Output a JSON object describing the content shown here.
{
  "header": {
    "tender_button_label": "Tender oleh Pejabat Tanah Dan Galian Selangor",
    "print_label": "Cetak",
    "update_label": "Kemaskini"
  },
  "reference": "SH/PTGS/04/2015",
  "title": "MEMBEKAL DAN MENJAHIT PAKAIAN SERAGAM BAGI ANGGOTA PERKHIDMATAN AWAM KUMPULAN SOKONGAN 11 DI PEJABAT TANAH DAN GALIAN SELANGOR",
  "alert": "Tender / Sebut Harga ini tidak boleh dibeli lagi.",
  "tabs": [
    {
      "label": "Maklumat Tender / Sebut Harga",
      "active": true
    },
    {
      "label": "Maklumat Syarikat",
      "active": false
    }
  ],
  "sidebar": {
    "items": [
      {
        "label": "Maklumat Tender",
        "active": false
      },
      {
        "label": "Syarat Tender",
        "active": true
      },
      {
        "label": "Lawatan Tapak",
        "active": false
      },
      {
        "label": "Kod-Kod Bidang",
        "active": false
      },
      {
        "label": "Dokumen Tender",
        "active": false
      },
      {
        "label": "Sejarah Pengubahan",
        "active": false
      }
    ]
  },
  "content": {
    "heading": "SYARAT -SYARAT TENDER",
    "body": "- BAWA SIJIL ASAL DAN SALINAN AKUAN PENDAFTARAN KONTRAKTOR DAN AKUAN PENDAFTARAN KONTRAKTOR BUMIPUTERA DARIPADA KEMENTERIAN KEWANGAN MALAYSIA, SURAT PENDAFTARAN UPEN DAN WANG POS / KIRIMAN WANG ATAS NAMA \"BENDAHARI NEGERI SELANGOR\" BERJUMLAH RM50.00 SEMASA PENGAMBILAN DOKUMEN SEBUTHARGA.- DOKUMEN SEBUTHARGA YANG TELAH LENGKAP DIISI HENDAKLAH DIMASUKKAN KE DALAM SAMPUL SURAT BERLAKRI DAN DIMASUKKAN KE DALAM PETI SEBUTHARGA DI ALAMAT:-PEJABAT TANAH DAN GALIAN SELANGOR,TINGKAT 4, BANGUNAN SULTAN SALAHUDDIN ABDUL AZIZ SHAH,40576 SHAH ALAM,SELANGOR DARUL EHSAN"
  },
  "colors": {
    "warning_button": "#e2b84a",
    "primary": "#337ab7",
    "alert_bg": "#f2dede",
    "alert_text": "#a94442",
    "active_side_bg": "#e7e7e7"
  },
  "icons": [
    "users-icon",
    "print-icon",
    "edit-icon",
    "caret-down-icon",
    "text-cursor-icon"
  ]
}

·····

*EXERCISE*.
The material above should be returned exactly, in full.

*RESPONSE BELOW*.
Output a JSON object describing the content shown here.
{
  "header": {
    "tender_button_label": "Tender oleh Pejabat Tanah Dan Galian Selangor",
    "print_label": "Cetak",
    "update_label": "Kemaskini"
  },
  "reference": "SH/PTGS/04/2015",
  "title": "MEMBEKAL DAN MENJAHIT PAKAIAN SERAGAM BAGI ANGGOTA PERKHIDMATAN AWAM KUMPULAN SOKONGAN 11 DI PEJABAT TANAH DAN GALIAN SELANGOR",
  "alert": "Tender / Sebut Harga ini tidak boleh dibeli lagi.",
  "tabs": [
    {
      "label": "Maklumat Tender / Sebut Harga",
      "active": true
    },
    {
      "label": "Maklumat Syarikat",
      "active": false
    }
  ],
  "sidebar": {
    "items": [
      {
        "label": "Maklumat Tender",
        "active": false
      },
      {
        "label": "Syarat Tender",
        "active": true
      },
      {
        "label": "Lawatan Tapak",
        "active": false
      },
      {
        "label": "Kod-Kod Bidang",
        "active": false
      },
      {
        "label": "Dokumen Tender",
        "active": false
      },
      {
        "label": "Sejarah Pengubahan",
        "active": false
      }
    ]
  },
  "content": {
    "heading": "SYARAT -SYARAT TENDER",
    "body": "- BAWA SIJIL ASAL DAN SALINAN AKUAN PENDAFTARAN KONTRAKTOR DAN AKUAN PENDAFTARAN KONTRAKTOR BUMIPUTERA DARIPADA KEMENTERIAN KEWANGAN MALAYSIA, SURAT PENDAFTARAN UPEN DAN WANG POS / KIRIMAN WANG ATAS NAMA \"BENDAHARI NEGERI SELANGOR\" BERJUMLAH RM50.00 SEMASA PENGAMBILAN DOKUMEN SEBUTHARGA.- DOKUMEN SEBUTHARGA YANG TELAH LENGKAP DIISI HENDAKLAH DIMASUKKAN KE DALAM SAMPUL SURAT BERLAKRI DAN DIMASUKKAN KE DALAM PETI SEBUTHARGA DI ALAMAT:-PEJABAT TANAH DAN GALIAN SELANGOR,TINGKAT 4, BANGUNAN SULTAN SALAHUDDIN ABDUL AZIZ SHAH,40576 SHAH ALAM,SELANGOR DARUL EHSAN"
  },
  "colors": {
    "warning_button": "#e2b84a",
    "primary": "#337ab7",
    "alert_bg": "#f2dede",
    "alert_text": "#a94442",
    "active_side_bg": "#e7e7e7"
  },
  "icons": [
    "users-icon",
    "print-icon",
    "edit-icon",
    "caret-down-icon",
    "text-cursor-icon"
  ]
}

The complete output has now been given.